For most people visiting Hackney Wick for the first time (especially for out of towners), the area may look like a cluster of old warehouses and factories, adorned with graffiti and left abandoned. But if you stay for a while and take in the area, you’ll start to discover the creative buzz that is hidden within each building. Open one door and you’ll stumble across a micro-brewery, open another and you’ll see an art studio. Performance spaces, fringe theatres and a Michelin star restaurant are just a few of the ventures that have brought what was once a skeleton of the industrial era, back to life.

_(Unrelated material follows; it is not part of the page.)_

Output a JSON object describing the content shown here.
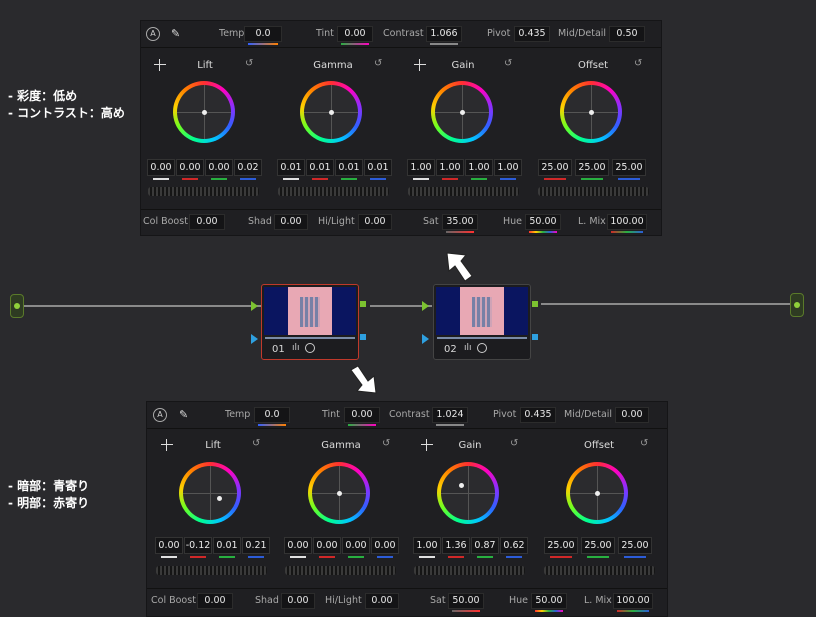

When you come down Wallis road, and acclimatise yourself to the breath-taking murals on display, you’ll find us nestled in the middle of what is now considered one of London’s most creative neighbourhoods. But it is not only the present day that shapes our identity. The history of Hackney Wick has a heavy influence on who we are and what we do.

In the late 19th and early 20th centuries, Hackney Wick was a hub for the textile industry, with numerous factories producing everything from woollen goods to silk ribbons. Many of these factories were built along the River Lea, which provided easy access to the waterways and canals that were used for transport at the time. Our very own factory backs onto this river where you will frequently see house boats making their way to and from the River Thames.

During World War 2, the area was heavily bombed due to its heavily established stronghold on British manufacturing. Below you can see a bomb site of the Clarnico confectionary factory which would have stood opposite our premises.

Hackney Wick during the war

But the resilience of Britons was strong and in the latter end of the 20th century, the garment industry in Hackney Wick bounced back and became more focused on producing ready-to-wear clothing, such as dresses and suits, for the mass market. Many small-scale garment manufacturers set up shop in the area, often working out of small workshops or even their own homes. In the 1970s and 1980s, the garment industry in Hackney Wick experienced a decline due to competition from cheaper imports from overseas. Many factories and workshops closed down, and the area fell into decline.

However, in recent years, there has been a resurgence of interest in garment manufacturing in Hackney Wick, driven in part by a growing demand for sustainable and locally-produced fashion. Today, there are a number of small-scale garment manufacturers and fashion designers based in the area, producing everything from bespoke suits to eco-friendly streetwear. The yearning for British made goods combined with our factory situated in a lively creative area is the perfect cocktail for producing clothing that is quintessentially British that benefits from the inspired community around us.

Present Day Hackney Wick